Effects Of Air Pollution On Animals
This study, conducted in 1961, summarizes the knowledge at the time about the effects of air pollution on animals. This is one of the only major studies that addresses the issue of animals and air pollution.
This articles summarizes the outcome of major air pollution disasters and provides a review of animal-based laboratory experiments. The author finds that a dearth of knowledge regarding the specific characteristics of each animal species, as well as other environmental factors, influence the effects that air pollution will have on animals.
Highlights from media coverage of the study:
- A well-known smog incident in Donora, PA in 1948 is known to have made 15% of dogs sick and even killed 10 dogs out of the 229 included in survey records. Sicknesses included respiratory and digestive issues as well as refusal to eat. Out of 165 cats included in survey records, 12 got sick and 3 died. Poultry farmers also reported that their birds got sick, and 40% of those sick birds died.
- The sulfur dioxide from the London fog incident of 1952 reportedly affected cattle with bronchiolitis, emphysema, and heart failure. Some cattle died or were euthanized.

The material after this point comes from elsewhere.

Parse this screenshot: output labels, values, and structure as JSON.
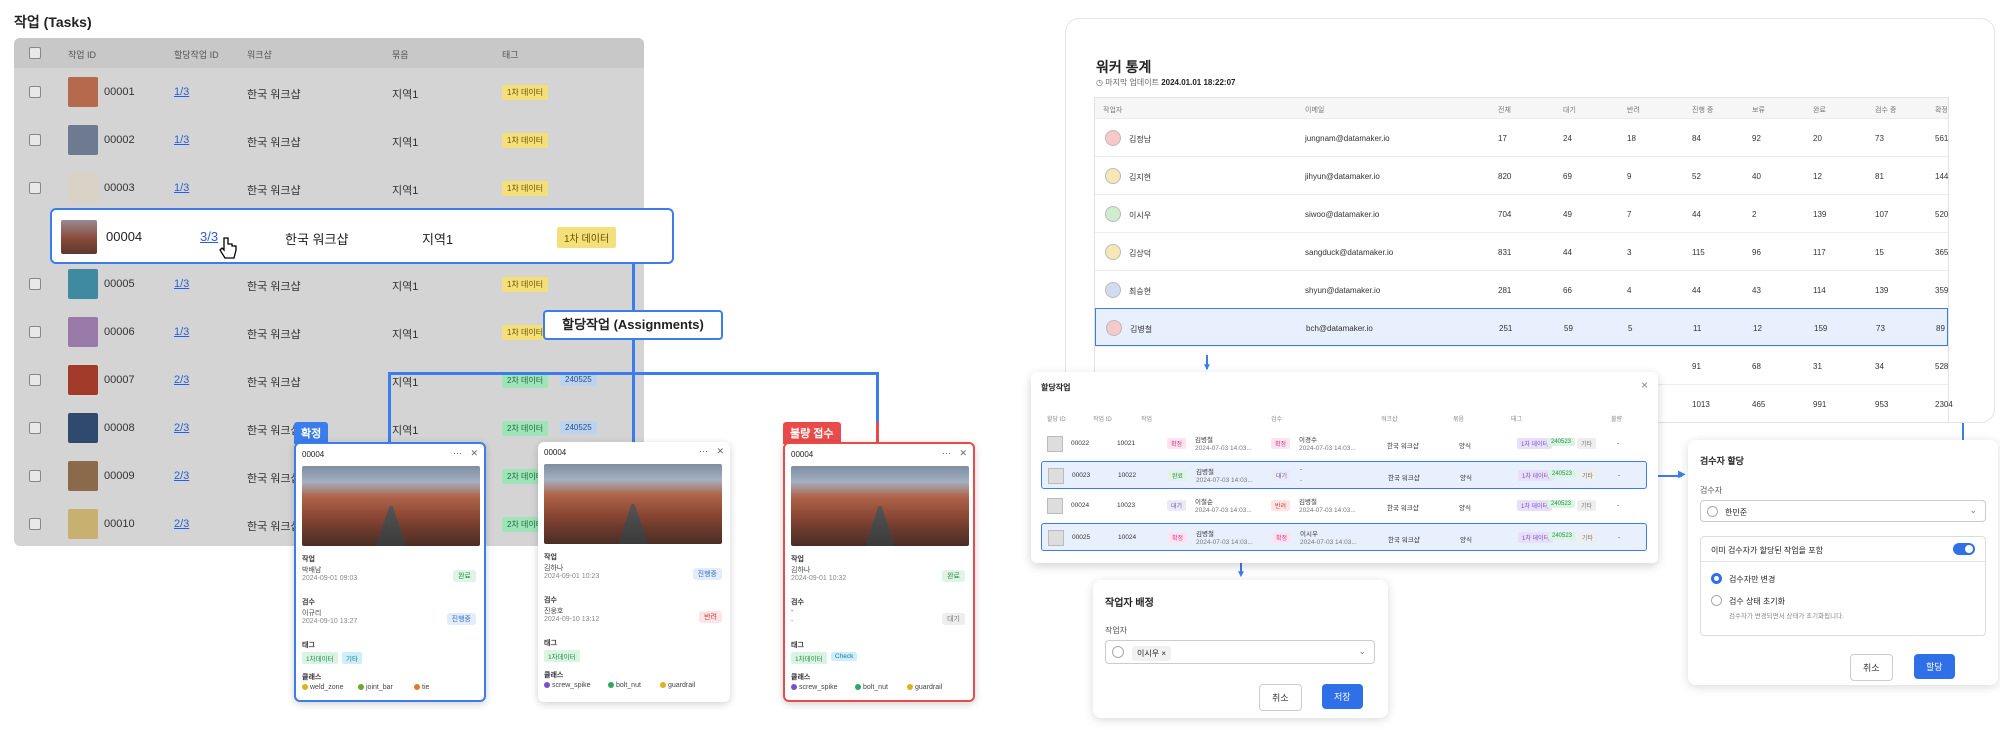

- In 1950 in Poza Rica, Mexico, hydrogen sulfide is reported to have killed 100% of canaries and approximately 50% of other animals who were exposed to the pollution.

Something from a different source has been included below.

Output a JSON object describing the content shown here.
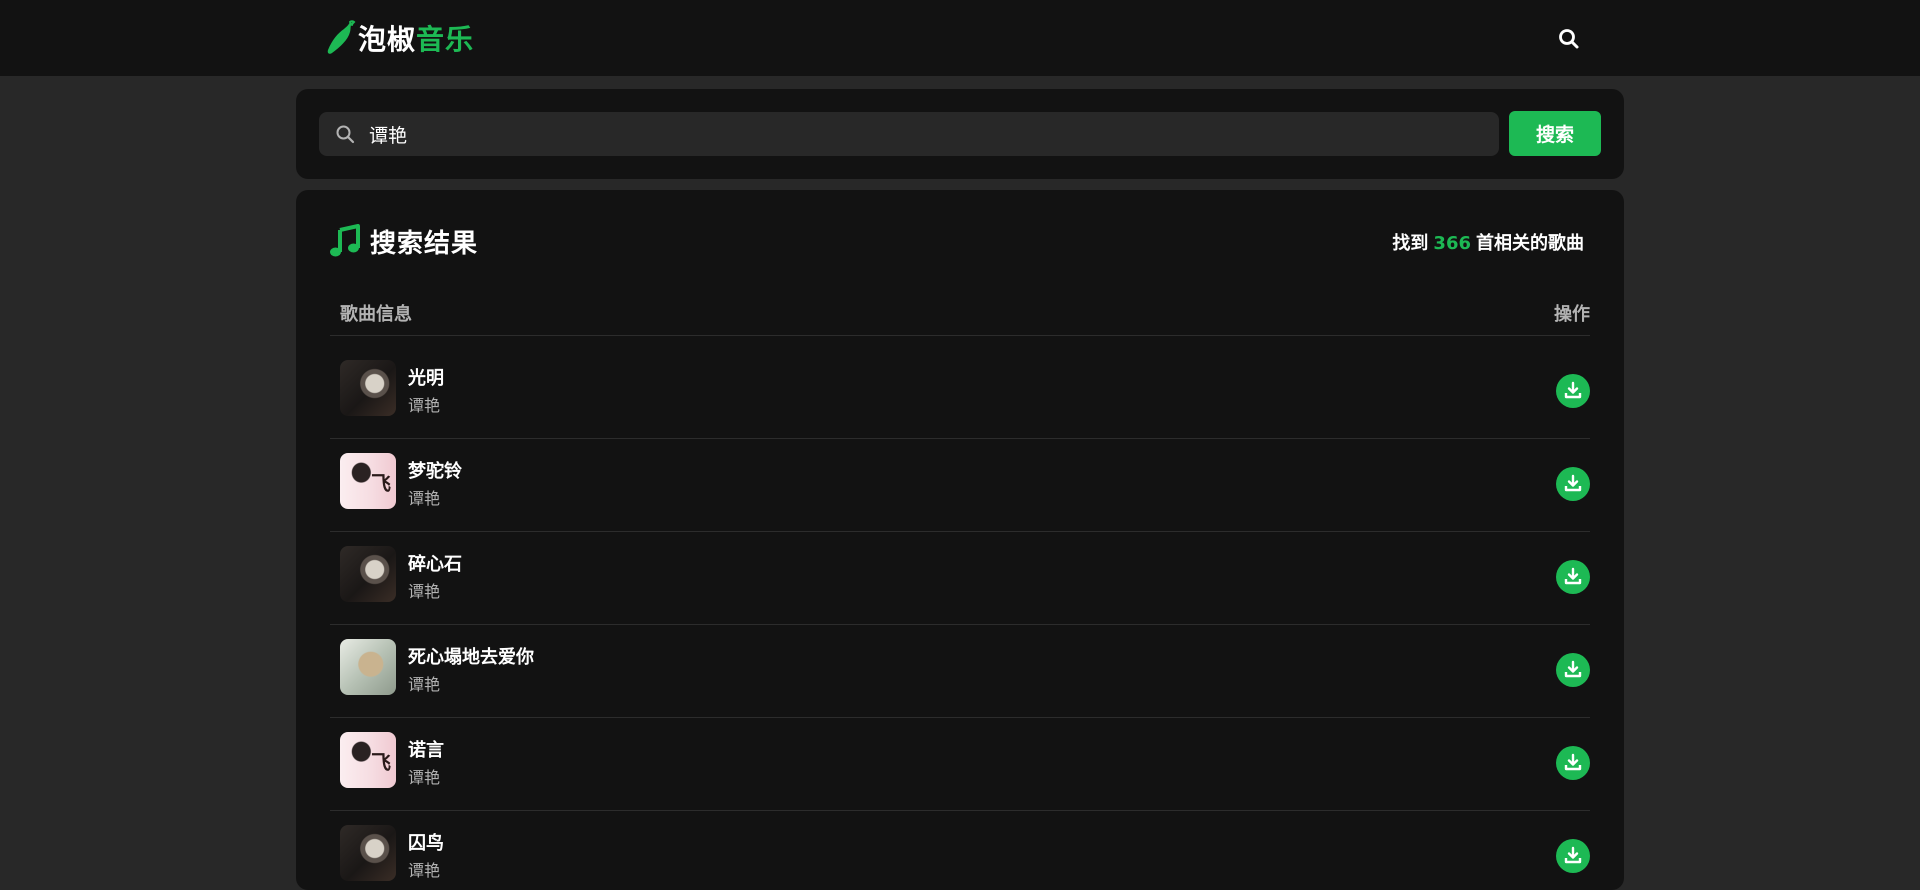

- In lab tests, ozone has been shown to adversely affect dogs, cats, guinea pigs, rabbits and mice. It impacted their respiratory systems and also led to deaths.